# Try it
Your task is to retype every entry exactly, omitting nothing.

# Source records
######
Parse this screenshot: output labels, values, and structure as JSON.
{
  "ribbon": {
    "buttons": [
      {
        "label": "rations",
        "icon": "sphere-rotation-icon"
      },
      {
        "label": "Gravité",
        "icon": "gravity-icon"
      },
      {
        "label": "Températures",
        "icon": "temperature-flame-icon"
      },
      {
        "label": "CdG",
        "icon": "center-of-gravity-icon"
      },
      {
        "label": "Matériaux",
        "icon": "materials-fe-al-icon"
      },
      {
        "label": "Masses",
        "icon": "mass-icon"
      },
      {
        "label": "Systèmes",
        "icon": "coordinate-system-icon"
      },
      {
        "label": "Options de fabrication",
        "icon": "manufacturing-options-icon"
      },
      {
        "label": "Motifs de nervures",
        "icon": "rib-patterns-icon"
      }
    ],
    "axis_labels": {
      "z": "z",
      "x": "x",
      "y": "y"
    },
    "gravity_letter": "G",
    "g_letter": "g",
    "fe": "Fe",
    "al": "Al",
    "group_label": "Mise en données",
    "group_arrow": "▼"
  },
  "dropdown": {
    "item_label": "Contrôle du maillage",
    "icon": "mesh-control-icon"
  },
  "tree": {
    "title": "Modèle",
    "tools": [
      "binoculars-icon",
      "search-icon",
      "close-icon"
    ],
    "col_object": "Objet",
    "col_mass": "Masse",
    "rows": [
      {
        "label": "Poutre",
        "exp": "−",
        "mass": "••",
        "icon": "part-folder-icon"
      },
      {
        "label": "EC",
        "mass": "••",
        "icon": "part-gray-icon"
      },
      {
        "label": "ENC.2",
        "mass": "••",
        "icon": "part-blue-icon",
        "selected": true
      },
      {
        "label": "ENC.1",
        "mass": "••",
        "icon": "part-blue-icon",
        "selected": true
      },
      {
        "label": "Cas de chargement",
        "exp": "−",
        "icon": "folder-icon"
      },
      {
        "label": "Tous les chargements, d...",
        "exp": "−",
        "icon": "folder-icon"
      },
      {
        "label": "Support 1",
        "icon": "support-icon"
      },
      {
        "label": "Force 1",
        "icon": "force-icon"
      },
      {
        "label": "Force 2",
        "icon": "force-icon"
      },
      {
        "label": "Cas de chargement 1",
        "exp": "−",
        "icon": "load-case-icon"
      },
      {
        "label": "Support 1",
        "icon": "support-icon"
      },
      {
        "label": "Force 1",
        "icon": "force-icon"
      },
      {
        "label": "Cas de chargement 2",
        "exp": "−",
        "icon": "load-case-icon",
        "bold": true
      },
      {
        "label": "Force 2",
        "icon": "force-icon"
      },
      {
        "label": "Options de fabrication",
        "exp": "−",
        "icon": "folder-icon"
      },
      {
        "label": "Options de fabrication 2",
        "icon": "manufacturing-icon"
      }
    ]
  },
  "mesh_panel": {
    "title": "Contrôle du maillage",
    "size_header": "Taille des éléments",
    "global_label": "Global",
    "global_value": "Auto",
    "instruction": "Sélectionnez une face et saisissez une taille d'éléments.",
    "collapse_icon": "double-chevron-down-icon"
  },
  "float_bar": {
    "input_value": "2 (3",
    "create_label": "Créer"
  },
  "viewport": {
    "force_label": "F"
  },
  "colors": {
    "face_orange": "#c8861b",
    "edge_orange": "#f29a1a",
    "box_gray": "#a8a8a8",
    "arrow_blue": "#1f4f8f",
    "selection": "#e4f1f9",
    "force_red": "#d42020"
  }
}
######
# Result of this task
Parse this screenshot: output labels, values, and structure as JSON.
{
  "ribbon": {
    "buttons": [
      {
        "label": "rations",
        "icon": "sphere-rotation-icon"
      },
      {
        "label": "Gravité",
        "icon": "gravity-icon"
      },
      {
        "label": "Températures",
        "icon": "temperature-flame-icon"
      },
      {
        "label": "CdG",
        "icon": "center-of-gravity-icon"
      },
      {
        "label": "Matériaux",
        "icon": "materials-fe-al-icon"
      },
      {
        "label": "Masses",
        "icon": "mass-icon"
      },
      {
        "label": "Systèmes",
        "icon": "coordinate-system-icon"
      },
      {
        "label": "Options de fabrication",
        "icon": "manufacturing-options-icon"
      },
      {
        "label": "Motifs de nervures",
        "icon": "rib-patterns-icon"
      }
    ],
    "axis_labels": {
      "z": "z",
      "x": "x",
      "y": "y"
    },
    "gravity_letter": "G",
    "g_letter": "g",
    "fe": "Fe",
    "al": "Al",
    "group_label": "Mise en données",
    "group_arrow": "▼"
  },
  "dropdown": {
    "item_label": "Contrôle du maillage",
    "icon": "mesh-control-icon"
  },
  "tree": {
    "title": "Modèle",
    "tools": [
      "binoculars-icon",
      "search-icon",
      "close-icon"
    ],
    "col_object": "Objet",
    "col_mass": "Masse",
    "rows": [
      {
        "label": "Poutre",
        "exp": "−",
        "mass": "••",
        "icon": "part-folder-icon"
      },
      {
        "label": "EC",
        "mass": "••",
        "icon": "part-gray-icon"
      },
      {
        "label": "ENC.2",
        "mass": "••",
        "icon": "part-blue-icon",
        "selected": true
      },
      {
        "label": "ENC.1",
        "mass": "••",
        "icon": "part-blue-icon",
        "selected": true
      },
      {
        "label": "Cas de chargement",
        "exp": "−",
        "icon": "folder-icon"
      },
      {
        "label": "Tous les chargements, d...",
        "exp": "−",
        "icon": "folder-icon"
      },
      {
        "label": "Support 1",
        "icon": "support-icon"
      },
      {
        "label": "Force 1",
        "icon": "force-icon"
      },
      {
        "label": "Force 2",
        "icon": "force-icon"
      },
      {
        "label": "Cas de chargement 1",
        "exp": "−",
        "icon": "load-case-icon"
      },
      {
        "label": "Support 1",
        "icon": "support-icon"
      },
      {
        "label": "Force 1",
        "icon": "force-icon"
      },
      {
        "label": "Cas de chargement 2",
        "exp": "−",
        "icon": "load-case-icon",
        "bold": true
      },
      {
        "label": "Force 2",
        "icon": "force-icon"
      },
      {
        "label": "Options de fabrication",
        "exp": "−",
        "icon": "folder-icon"
      },
      {
        "label": "Options de fabrication 2",
        "icon": "manufacturing-icon"
      }
    ]
  },
  "mesh_panel": {
    "title": "Contrôle du maillage",
    "size_header": "Taille des éléments",
    "global_label": "Global",
    "global_value": "Auto",
    "instruction": "Sélectionnez une face et saisissez une taille d'éléments.",
    "collapse_icon": "double-chevron-down-icon"
  },
  "float_bar": {
    "input_value": "2 (3",
    "create_label": "Créer"
  },
  "viewport": {
    "force_label": "F"
  },
  "colors": {
    "face_orange": "#c8861b",
    "edge_orange": "#f29a1a",
    "box_gray": "#a8a8a8",
    "arrow_blue": "#1f4f8f",
    "selection": "#e4f1f9",
    "force_red": "#d42020"
  }
}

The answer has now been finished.